Your answer should consist of each line below that contains the string "this".

========

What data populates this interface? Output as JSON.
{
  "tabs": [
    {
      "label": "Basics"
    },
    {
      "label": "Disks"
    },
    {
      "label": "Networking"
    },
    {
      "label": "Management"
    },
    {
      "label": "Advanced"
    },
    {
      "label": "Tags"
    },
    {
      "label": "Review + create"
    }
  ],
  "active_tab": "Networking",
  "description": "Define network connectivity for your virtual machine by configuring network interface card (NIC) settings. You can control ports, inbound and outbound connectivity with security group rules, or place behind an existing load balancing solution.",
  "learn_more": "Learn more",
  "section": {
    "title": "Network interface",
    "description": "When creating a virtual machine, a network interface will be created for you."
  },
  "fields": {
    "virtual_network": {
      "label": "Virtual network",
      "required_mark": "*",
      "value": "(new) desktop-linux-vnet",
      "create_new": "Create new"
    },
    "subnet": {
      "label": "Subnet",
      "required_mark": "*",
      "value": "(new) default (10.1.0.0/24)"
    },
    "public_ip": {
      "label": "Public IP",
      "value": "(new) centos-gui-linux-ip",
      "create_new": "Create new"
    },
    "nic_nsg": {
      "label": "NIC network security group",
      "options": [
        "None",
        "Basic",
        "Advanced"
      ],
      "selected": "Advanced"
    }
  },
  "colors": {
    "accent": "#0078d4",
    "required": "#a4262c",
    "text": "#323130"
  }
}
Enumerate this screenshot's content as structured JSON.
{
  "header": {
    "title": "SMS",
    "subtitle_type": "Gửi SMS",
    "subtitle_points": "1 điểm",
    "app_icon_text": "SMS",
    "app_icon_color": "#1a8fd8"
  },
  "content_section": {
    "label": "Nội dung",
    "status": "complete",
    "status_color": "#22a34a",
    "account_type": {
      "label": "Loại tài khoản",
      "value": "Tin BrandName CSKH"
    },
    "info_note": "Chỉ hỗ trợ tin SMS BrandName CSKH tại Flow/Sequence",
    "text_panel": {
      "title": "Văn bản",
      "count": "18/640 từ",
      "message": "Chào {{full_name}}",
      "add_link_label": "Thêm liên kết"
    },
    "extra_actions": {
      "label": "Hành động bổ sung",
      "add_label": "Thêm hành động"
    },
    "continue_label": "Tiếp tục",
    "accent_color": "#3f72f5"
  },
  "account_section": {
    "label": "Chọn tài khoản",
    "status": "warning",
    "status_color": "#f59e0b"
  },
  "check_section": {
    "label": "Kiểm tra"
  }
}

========

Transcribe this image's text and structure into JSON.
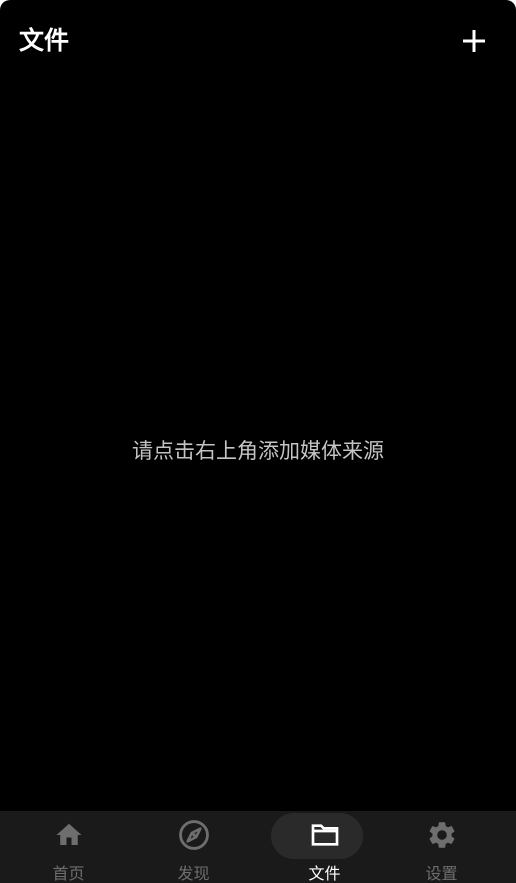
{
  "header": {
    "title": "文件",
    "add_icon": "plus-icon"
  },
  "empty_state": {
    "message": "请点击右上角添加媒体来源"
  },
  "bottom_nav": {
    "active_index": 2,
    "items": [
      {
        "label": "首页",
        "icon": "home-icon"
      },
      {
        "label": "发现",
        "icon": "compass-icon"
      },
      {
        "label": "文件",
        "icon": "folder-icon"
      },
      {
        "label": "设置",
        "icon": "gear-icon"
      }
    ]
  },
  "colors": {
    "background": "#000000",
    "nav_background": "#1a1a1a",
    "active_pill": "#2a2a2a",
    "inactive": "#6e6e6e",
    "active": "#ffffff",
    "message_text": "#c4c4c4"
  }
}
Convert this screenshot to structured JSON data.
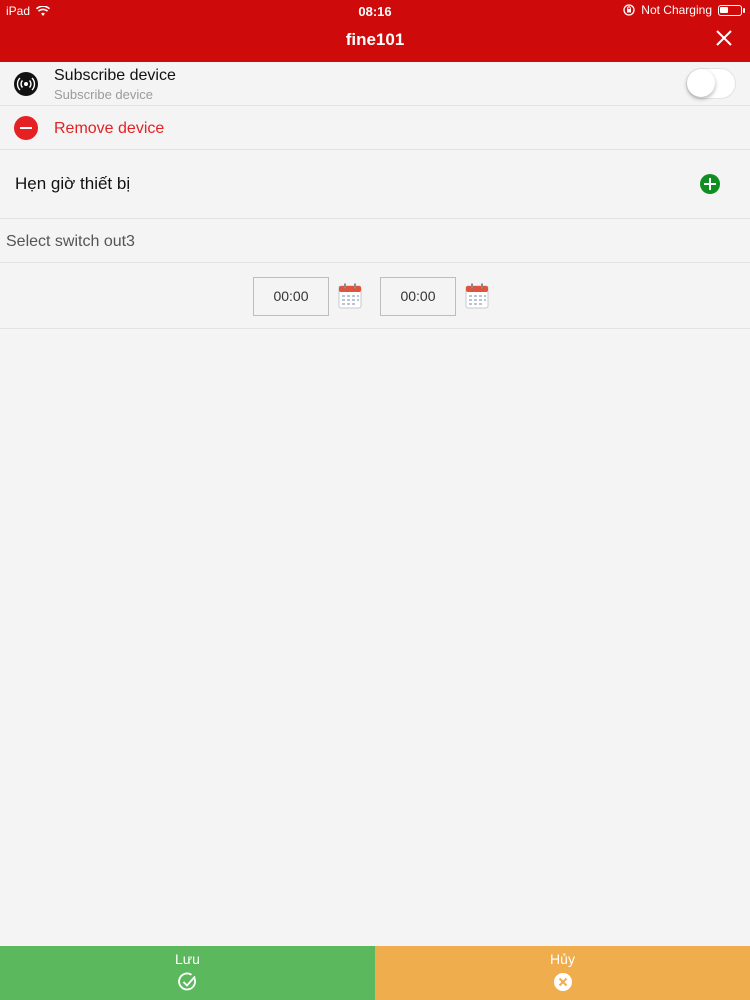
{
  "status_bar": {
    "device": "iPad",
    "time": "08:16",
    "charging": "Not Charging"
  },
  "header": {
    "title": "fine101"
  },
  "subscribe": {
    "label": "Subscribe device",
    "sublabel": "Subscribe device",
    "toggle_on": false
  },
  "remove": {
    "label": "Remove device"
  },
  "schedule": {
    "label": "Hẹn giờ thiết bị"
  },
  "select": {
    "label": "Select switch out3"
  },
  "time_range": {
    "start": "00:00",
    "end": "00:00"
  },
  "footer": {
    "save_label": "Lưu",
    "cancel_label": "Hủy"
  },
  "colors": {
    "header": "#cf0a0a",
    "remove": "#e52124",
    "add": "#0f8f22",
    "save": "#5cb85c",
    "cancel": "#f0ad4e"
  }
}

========

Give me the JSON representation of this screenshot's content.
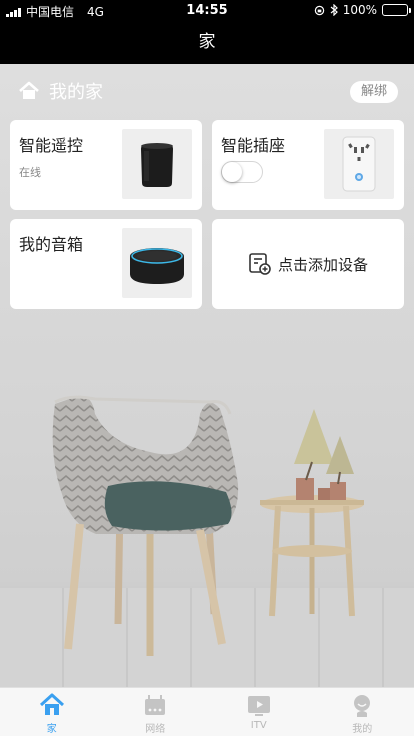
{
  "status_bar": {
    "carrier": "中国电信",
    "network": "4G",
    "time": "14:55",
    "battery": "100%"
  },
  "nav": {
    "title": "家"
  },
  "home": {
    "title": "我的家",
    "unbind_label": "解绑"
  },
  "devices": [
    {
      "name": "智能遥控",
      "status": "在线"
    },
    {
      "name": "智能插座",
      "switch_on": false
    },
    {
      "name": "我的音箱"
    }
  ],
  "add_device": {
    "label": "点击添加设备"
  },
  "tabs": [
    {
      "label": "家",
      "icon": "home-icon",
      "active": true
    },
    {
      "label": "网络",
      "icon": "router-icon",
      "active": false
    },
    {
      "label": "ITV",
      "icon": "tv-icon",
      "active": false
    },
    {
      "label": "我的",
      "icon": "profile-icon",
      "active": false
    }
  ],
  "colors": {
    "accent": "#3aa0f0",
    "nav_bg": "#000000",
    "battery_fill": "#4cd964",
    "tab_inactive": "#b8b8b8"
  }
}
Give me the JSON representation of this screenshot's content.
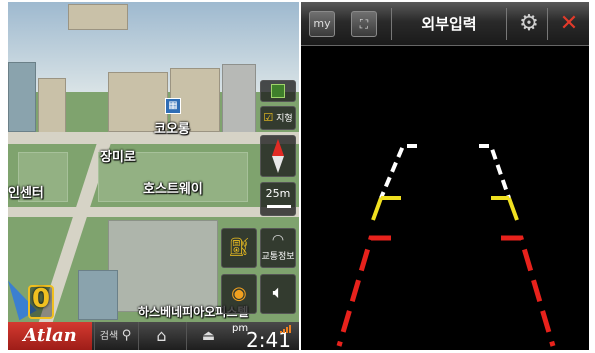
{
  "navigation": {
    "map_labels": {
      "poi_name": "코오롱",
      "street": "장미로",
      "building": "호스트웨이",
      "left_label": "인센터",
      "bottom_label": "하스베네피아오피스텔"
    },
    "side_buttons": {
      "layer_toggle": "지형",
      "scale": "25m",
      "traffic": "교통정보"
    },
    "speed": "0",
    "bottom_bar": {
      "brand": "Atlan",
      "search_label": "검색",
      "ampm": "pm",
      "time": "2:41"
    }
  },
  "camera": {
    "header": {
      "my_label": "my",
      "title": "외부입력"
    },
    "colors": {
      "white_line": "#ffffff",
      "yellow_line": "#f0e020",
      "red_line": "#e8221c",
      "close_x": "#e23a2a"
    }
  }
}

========

#### [WORKED SOLUTION]
What data populates this interface? Output as JSON.
Enumerate this screenshot's content as structured JSON.
Transcribe this image's text and structure into JSON.
Convert this screenshot to structured JSON data.
Give me the JSON representation of this screenshot's content.
Give me the JSON representation of this screenshot's content.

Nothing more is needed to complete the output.